Executive Director James Waddell notes, “Boulder B-cycle has experienced a 70% expansion from 22 stations, 150 bikes, and 43,000 trips taken in 2014 to 38 stations, 300 bikes, and 80,000 trips projected to be taken in 2015. What’s amazing is that Boulder has the thirteenth largest bike sharing program in the nation despite the small size of the city.”
One major factor for users is reliable availability and information.
Enter local app developer TalentRiot, who developed the B-CycleNow app for real-time bike and station information. The campaign, “Uber for Hippies,” is live now in Boulder and TalentRiot has rolled out the app to other B-cycle cities nationwide.
Boulder B-cycle annual passes also work with Denver B-cycle, so commuters making the Denver-Boulder trek have bikes on both ends.
In addition, Boulder B-cycle members have reciprocity in the more than 25 B-cycle programs across the country, meaning membership in one city enables you to use that membership when you visit another city.
Today, clients of Boulder B-cycle include:
- CU-Boulder students,
- Downtown Boulder workers,
- Tourists, and
- Clients of Boulder Housing Partners.
This year’s usage goal is 50,000 trips, a 25 percent increase over last year’s numbers. Boulder B-cycle is a 501(c)(3) nonprofit that is funded through a combination of system revenue including passes and overtime fees, as well as sponsorship dollars and grants.
Ultimately, Waddell and Bell have a goal of continually reducing the portion of budget funded by sponsorship and grants, so the aim is to get more people on B-cycles year to year.
Bike sharing was introduced at the 2008 National Democratic Convention in Denver when Governor John Hickenlooper set out to make Denver the first city in the country to have a large-scale bike sharing program.
Boulder B-cycle was established in 2011, making it the 4th B-cycle program in the country. Now, 55 bike sharing programs dot the U.S., more than 25 of which are branded B-cycle.
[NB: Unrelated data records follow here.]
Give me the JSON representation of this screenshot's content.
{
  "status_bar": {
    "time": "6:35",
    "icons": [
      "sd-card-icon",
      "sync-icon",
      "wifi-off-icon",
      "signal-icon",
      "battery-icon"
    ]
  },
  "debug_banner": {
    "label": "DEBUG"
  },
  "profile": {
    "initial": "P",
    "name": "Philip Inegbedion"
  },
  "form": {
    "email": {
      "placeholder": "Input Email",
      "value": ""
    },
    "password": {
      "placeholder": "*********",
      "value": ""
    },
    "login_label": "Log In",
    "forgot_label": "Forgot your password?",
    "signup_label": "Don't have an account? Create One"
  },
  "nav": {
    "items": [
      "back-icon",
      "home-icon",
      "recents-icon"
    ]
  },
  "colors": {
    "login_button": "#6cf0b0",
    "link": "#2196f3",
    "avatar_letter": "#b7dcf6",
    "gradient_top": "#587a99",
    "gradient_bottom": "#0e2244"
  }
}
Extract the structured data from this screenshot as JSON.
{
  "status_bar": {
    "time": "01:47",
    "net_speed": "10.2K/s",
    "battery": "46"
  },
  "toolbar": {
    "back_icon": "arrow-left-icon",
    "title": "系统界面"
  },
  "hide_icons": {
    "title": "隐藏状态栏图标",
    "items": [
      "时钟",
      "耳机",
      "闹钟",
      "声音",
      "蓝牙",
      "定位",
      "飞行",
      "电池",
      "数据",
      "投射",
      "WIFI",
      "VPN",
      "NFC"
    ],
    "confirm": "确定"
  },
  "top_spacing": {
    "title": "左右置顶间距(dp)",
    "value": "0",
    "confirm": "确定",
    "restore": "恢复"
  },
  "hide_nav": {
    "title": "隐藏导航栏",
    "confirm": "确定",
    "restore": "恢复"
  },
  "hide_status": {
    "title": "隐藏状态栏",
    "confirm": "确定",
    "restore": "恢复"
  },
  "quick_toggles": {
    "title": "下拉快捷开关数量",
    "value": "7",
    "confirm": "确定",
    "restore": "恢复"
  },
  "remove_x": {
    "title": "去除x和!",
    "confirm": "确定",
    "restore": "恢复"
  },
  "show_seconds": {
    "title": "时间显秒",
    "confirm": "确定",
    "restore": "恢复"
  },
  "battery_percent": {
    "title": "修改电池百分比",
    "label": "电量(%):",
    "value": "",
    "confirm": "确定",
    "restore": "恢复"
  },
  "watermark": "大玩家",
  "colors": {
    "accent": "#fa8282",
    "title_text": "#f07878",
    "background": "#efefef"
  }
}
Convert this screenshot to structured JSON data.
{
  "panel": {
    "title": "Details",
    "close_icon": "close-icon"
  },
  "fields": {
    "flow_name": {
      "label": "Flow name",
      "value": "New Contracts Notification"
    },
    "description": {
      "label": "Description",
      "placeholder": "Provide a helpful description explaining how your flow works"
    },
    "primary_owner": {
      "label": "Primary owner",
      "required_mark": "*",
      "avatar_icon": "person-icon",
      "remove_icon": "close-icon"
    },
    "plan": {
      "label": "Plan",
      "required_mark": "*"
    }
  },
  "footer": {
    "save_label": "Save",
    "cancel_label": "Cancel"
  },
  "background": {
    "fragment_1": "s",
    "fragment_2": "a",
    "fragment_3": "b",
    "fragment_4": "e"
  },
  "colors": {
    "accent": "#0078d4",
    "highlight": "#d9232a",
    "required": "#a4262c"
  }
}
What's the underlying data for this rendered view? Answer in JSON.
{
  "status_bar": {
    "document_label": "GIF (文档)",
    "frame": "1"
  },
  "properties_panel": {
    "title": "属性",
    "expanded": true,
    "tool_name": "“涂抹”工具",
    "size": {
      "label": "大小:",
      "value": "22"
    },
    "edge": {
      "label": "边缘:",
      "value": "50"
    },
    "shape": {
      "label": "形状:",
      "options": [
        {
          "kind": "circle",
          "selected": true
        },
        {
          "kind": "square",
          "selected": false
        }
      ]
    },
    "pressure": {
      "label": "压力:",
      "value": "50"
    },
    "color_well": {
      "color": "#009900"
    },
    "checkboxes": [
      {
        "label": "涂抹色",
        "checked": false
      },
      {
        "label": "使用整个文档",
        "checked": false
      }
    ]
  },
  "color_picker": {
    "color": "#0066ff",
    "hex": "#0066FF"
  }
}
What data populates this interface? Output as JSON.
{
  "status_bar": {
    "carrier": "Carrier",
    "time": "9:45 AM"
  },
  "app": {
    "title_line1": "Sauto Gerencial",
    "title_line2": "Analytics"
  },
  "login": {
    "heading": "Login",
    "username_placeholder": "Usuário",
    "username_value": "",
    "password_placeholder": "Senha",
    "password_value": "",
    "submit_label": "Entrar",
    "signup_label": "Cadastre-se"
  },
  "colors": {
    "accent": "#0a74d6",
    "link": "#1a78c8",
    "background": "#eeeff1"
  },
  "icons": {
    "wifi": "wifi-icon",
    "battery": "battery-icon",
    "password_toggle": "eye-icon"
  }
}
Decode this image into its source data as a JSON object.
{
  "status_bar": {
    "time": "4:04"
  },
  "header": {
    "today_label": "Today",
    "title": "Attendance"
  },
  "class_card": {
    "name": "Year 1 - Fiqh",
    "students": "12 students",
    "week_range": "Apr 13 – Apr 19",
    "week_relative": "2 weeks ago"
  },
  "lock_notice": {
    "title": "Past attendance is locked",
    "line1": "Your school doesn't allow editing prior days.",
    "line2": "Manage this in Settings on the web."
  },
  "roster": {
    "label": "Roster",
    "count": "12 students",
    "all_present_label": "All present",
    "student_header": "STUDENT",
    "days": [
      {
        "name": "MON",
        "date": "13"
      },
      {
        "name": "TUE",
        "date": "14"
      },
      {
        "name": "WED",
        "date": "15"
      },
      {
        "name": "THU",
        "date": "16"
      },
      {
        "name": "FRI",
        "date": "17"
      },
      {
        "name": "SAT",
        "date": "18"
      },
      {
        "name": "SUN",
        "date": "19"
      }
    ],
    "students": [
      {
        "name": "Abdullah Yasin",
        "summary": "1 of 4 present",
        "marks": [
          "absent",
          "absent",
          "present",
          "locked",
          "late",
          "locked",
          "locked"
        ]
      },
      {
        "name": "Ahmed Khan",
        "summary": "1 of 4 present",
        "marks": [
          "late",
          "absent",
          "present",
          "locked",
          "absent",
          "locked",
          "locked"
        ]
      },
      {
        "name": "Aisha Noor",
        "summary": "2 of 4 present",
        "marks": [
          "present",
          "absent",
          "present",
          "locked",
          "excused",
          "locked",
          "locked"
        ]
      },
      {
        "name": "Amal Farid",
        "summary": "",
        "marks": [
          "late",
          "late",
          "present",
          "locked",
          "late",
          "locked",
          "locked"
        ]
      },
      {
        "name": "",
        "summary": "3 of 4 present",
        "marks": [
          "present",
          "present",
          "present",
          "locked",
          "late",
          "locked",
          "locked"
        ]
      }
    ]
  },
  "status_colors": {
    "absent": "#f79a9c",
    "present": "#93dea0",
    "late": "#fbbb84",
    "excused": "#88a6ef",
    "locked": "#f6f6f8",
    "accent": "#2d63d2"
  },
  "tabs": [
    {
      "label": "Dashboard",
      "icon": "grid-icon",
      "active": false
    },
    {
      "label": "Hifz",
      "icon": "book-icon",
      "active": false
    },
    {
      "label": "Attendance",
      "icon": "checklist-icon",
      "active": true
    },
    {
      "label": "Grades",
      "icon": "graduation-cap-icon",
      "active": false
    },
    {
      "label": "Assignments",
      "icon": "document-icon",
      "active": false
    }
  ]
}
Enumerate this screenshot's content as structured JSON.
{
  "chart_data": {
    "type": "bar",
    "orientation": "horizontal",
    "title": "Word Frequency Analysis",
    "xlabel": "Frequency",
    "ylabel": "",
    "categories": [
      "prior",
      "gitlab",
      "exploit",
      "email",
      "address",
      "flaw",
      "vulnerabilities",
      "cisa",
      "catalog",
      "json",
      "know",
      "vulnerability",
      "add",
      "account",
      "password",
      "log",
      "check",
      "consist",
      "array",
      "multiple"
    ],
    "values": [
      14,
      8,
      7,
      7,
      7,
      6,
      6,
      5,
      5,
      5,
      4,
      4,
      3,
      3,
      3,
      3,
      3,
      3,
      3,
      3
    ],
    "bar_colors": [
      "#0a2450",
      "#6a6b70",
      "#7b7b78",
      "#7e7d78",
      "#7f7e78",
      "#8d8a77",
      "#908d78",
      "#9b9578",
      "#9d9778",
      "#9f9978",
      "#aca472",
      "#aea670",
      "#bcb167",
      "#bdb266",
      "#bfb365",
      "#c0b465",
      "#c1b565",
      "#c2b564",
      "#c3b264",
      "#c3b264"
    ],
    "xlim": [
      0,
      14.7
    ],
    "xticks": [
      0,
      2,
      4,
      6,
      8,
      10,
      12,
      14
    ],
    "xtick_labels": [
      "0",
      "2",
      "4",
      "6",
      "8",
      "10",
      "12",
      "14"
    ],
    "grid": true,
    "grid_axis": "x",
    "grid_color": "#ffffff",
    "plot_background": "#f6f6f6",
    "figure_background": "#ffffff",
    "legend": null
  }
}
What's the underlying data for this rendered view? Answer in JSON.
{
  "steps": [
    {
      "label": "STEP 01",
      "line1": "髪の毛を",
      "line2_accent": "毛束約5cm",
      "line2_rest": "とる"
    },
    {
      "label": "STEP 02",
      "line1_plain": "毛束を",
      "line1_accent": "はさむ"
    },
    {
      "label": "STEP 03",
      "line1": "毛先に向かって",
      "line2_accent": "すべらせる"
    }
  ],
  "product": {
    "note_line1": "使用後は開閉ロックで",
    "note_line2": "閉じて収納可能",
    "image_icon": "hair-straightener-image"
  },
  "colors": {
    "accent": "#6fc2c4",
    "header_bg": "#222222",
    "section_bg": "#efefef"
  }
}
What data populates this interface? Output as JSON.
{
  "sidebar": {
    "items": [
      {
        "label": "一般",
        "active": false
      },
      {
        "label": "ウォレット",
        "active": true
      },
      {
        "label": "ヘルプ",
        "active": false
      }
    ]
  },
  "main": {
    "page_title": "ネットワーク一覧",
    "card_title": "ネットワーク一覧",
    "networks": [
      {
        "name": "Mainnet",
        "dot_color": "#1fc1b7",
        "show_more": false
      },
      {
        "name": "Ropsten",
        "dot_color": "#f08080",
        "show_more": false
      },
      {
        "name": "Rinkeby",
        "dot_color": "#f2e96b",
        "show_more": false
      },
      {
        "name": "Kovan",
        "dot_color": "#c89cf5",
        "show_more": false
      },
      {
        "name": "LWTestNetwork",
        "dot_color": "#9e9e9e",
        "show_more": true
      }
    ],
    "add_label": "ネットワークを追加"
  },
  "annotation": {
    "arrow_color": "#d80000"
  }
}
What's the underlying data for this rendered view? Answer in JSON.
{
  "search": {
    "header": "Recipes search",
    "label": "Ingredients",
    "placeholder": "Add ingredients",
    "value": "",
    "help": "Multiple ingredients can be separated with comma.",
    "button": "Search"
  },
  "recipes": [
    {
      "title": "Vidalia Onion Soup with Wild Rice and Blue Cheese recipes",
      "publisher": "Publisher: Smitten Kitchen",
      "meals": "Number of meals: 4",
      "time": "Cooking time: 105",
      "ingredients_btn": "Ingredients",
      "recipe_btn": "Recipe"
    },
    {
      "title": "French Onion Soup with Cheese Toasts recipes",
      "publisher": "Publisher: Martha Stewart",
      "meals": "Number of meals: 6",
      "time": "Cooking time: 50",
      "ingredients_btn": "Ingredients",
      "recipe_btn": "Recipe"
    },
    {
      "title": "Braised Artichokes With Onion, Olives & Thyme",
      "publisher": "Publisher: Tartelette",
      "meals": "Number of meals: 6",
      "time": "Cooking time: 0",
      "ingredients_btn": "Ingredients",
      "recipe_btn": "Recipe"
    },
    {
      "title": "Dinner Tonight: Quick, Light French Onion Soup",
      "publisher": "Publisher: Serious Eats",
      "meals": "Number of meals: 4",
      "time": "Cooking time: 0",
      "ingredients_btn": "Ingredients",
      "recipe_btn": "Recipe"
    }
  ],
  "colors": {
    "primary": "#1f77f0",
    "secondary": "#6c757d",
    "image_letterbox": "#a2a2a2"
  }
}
Alex Bogusky, founder of Crispin Porter, has been a huge supporter and very involved in helping develop the brand and the app campaigns.